How Kinko’s and an anonymous Deadhead made 4/20 common knowledge

Before shares, before retweets, before “viral content” dominated the internet, a simple message spread out of control.

A hand-drawn, photocopied flier was 4/20’s patient zero, and helped spawn worldwide consciousness of a magic number to denote pot smoking in just a few short years.

And to this day, nobody knows — or can remember — who made the damn thing.

Zoooma/Flickr 420 spread in a way similar to acid: hand-written notes.

420 spread in a way similar to acid: hand-written notes.

It was New Year’s, 1990. The Grateful Dead were at home in the Bay Area, playing a string of shows at the Oakland Coliseum. Rick Pfrommer was there manning the Cannabis Action Network booth at Shakedown Street — the name for the area where stickers, drugs, and all manner of banter was traded before and after shows — when a mysterious figure shoved a piece of paper in his hands.

“It was this little half-page flier, and it talked about this thing, ‘420,’” said Pfrommer, who is now head purchaser over at Harborside Health Center, not far from the Coliseum.
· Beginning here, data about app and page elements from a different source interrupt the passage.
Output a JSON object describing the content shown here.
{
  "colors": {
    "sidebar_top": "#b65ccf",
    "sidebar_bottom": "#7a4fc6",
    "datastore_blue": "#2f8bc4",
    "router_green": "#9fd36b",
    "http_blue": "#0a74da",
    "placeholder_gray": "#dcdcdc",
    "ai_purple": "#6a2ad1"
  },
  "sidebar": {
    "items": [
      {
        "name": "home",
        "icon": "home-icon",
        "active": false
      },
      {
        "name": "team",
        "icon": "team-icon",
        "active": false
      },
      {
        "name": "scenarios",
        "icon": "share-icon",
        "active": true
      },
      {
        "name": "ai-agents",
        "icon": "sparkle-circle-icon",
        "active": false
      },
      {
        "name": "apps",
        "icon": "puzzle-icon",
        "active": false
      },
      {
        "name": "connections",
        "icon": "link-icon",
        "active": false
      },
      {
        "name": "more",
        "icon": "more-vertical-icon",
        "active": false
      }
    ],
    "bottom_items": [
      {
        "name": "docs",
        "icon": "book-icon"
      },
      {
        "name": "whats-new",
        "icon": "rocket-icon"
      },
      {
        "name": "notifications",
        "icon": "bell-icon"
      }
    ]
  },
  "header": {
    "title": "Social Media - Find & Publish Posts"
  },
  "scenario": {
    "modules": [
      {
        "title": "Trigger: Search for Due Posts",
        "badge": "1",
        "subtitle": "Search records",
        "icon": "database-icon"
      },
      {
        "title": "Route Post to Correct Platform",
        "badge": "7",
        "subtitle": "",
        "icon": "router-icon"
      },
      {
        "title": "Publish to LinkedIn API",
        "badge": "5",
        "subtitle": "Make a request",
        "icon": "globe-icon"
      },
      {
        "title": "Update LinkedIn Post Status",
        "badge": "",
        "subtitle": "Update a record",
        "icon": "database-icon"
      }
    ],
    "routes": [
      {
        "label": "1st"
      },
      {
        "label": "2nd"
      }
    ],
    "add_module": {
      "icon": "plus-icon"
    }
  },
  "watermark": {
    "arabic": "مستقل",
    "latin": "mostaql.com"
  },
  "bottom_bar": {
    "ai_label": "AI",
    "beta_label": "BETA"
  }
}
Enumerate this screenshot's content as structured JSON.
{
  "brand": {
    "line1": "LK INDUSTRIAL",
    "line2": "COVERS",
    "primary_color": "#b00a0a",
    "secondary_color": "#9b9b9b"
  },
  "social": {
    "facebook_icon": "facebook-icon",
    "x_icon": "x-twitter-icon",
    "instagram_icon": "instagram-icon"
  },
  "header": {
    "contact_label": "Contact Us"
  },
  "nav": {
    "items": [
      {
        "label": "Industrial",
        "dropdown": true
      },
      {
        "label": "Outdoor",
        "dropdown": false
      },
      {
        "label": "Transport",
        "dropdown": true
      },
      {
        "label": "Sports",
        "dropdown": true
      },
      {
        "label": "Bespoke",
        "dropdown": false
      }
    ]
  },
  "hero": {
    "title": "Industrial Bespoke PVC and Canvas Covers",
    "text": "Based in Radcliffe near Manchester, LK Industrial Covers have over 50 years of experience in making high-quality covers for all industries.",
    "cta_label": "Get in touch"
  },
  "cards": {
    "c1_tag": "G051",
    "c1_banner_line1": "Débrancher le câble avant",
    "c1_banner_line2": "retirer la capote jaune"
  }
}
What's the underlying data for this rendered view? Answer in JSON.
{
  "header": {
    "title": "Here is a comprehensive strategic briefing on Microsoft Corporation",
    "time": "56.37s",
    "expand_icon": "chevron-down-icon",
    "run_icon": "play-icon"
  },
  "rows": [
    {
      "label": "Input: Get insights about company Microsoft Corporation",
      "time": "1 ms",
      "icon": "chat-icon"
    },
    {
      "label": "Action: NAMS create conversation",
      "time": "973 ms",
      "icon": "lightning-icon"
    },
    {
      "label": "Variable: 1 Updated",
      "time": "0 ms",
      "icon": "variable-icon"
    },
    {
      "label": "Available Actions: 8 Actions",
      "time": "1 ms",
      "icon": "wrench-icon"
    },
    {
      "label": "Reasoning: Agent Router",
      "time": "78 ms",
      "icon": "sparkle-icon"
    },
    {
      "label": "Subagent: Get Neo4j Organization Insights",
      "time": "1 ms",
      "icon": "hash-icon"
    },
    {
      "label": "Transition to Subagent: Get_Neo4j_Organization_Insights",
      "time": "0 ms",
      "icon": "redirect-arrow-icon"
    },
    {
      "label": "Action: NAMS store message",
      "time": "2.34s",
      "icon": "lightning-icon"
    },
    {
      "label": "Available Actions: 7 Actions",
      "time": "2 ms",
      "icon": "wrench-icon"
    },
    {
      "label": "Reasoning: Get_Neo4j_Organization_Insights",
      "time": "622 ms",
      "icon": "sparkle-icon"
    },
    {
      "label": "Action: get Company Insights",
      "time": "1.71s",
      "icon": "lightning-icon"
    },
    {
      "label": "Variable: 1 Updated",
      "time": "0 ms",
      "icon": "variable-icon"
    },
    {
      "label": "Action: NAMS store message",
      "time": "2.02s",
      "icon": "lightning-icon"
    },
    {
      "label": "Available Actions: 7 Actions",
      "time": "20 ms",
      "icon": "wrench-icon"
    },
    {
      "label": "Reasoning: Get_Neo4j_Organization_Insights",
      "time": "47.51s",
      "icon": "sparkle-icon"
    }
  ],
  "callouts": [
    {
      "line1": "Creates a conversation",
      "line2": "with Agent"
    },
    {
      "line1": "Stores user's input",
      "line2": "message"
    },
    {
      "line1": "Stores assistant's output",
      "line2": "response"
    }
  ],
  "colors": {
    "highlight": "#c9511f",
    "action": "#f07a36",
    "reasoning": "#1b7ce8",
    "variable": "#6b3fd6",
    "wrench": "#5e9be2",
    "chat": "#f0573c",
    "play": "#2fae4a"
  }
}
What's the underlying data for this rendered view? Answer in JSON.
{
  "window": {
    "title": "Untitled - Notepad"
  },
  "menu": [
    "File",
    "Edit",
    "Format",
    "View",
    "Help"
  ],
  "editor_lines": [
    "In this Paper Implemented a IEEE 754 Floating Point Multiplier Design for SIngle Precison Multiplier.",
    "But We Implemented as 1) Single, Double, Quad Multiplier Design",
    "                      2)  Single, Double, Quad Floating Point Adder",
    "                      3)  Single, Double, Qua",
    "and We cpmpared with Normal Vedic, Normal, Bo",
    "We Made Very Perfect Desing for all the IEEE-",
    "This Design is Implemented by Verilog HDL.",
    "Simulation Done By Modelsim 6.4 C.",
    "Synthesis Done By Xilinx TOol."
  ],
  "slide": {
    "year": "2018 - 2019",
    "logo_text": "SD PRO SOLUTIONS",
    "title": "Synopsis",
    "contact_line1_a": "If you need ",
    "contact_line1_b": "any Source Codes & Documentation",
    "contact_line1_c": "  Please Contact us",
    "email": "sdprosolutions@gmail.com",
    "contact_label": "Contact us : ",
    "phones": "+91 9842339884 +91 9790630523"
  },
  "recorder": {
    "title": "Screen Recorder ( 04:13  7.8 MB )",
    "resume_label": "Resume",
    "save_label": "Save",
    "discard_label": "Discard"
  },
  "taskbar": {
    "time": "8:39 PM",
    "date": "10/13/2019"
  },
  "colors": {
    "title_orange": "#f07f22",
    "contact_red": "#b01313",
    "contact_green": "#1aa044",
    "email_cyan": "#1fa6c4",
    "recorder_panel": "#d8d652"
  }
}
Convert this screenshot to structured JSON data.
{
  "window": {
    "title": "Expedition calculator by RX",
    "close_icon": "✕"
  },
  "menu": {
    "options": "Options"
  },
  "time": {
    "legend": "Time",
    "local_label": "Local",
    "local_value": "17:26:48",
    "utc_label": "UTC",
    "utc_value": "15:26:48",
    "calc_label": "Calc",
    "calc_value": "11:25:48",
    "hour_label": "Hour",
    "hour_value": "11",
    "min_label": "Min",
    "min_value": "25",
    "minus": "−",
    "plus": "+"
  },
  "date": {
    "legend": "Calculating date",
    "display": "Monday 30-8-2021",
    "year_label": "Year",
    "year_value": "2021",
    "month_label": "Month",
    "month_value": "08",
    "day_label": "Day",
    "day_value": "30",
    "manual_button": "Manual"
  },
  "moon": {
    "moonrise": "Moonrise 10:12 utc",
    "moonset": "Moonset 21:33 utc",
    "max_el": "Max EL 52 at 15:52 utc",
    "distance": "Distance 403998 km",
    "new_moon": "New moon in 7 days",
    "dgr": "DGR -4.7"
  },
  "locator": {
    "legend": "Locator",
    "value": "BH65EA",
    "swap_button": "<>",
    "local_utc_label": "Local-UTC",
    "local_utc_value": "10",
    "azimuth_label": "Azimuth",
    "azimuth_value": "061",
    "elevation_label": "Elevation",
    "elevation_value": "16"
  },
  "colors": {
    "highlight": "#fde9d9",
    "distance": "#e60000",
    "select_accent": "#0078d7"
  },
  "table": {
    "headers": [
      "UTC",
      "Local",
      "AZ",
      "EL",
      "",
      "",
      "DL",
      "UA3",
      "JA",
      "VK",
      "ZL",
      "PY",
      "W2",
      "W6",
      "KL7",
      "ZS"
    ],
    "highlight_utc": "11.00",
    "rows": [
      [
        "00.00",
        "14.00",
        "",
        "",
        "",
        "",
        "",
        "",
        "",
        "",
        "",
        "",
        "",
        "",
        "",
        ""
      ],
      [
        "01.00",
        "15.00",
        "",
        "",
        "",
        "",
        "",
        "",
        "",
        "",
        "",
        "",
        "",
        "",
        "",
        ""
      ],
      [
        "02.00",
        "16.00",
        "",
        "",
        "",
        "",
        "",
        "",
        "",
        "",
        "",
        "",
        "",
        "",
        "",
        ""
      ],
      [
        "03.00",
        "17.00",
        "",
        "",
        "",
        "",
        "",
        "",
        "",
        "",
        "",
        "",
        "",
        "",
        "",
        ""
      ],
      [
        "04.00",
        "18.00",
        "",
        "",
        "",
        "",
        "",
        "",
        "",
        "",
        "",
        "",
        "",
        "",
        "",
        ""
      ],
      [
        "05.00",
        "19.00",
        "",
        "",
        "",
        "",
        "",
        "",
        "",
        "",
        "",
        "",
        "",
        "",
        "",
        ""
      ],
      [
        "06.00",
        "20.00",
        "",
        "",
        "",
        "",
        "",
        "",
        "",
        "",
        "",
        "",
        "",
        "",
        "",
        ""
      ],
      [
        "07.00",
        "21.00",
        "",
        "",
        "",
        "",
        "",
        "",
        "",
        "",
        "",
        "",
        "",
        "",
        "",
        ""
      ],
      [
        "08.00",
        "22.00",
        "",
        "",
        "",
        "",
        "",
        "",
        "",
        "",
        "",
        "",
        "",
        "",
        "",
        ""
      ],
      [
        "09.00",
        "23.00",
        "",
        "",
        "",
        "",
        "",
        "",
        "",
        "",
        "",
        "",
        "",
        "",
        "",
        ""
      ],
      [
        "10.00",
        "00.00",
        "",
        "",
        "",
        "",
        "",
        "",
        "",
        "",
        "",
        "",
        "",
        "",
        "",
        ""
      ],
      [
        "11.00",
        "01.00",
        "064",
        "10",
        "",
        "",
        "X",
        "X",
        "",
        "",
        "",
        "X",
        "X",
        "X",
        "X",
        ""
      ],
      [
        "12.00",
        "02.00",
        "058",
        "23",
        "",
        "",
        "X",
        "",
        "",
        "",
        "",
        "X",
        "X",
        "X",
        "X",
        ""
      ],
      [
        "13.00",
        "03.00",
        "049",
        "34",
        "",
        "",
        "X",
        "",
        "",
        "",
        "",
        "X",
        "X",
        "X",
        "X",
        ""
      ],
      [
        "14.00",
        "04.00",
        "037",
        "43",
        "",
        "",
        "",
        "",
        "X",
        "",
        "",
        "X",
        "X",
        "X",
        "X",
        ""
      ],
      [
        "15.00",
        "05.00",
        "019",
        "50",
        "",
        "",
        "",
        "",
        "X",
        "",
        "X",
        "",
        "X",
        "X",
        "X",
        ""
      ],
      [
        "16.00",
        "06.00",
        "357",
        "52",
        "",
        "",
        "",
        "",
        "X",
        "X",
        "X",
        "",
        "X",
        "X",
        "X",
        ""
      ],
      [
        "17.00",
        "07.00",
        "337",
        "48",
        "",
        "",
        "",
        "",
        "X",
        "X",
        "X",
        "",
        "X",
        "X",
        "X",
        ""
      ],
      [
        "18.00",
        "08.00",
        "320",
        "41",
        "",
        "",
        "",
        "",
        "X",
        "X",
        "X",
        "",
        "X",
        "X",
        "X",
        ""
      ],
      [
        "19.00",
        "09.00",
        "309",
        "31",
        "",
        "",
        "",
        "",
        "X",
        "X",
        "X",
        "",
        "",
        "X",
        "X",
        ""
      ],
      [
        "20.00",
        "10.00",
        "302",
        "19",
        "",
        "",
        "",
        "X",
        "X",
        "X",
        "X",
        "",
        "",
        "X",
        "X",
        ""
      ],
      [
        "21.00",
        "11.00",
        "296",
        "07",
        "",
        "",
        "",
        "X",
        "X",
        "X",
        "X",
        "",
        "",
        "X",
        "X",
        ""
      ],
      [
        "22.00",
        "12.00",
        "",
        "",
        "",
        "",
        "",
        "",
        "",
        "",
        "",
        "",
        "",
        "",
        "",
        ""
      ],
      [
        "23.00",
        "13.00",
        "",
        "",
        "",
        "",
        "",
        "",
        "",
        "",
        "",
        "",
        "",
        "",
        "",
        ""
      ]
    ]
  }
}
The flier was combination truth and myth: It mentioned the Waldos, it mentioned meeting at Bolinas Ridge on Mount Tamalpais to smoke weed at 4:20 p.m. — and it also mentioned that 420 was police code for “cannabis smoking in progress.”

The last bit was untrue. It didn’t matter. A never-before-heard-of phrase was on its way to the lexicon.

“We got a hold of it. And we loved it,” said Debby Goldsberry, another Cannabis Action Network veteran.

The flier went on the road with the Dead and the CAN, who handed it to High Times editor Steve Bloom. Bloom put “420” in the magazine, and the flier was put in the hands of countless Deadheads coast-to-coast.

“Tens of thousands” of copies of the flier were handed out in 150 different cities, Pfrommer told SF Evergreen, a nationwide grassroots information campaign funded — unwittingly — by Kinko’s.

Copy machines at that time used “digital counter units” that took note of how many copies you made. Copiers wouldn’t work without them. Somehow, a counter unit was “liberated” by CAN members.

“We would go in there and pay them for 100 copies, and then plug in our counter, and run off several thousand copies,” Pfrommer recalled. “That was Kinko’s contribution to cannabis legalization — they played a significant role in the liberation of the cannabis plant.”

As for the anonymous Deadhead who made the flyer? He may have been trying to promote the first April 20 gatherings, which at that time were modest affairs of no more than a “couple dozen people” on Mount Tamalpais’s Bolinas Ridge, according to journalist Steven Hager.


Those gatherings started in 1987 or 1988, and ended in the early 1990s — thanks again to the flier, which attracted the notice of police, Hager tells us.

1990 was also the year “4/20”-related merchandise ended up on tour with the Dead. That helped spread the word, and may have contributed to the flier — but another band helped make April 20 the mass holiday it is today: the Long Beach Dub All-Stars.

In 1997, Goldsberry, who had been promoting free concerts in Golden Gate Park, was approached by a manager for the band — comprised of former members of Sublime — to see if the band could headline a benefit show for the Cannabis Action Network.

“They said we’d like to do an event on April 20th,” she recalled. “We said, ‘On 4/20?’ ‘Hell yeah,’” they said.

For five years, shows were played on April 20 at the Maritime Hall on Front Street before its run as a music venue ended in 2001.

By that time, small, casual gatherings in Golden Gate Park had slowly grown big. That was the momentum for the five-digit gatherings we see today.

Which may have never happened if it weren’t for a pamphleteering Deadhead. And lots and lots of copier toner.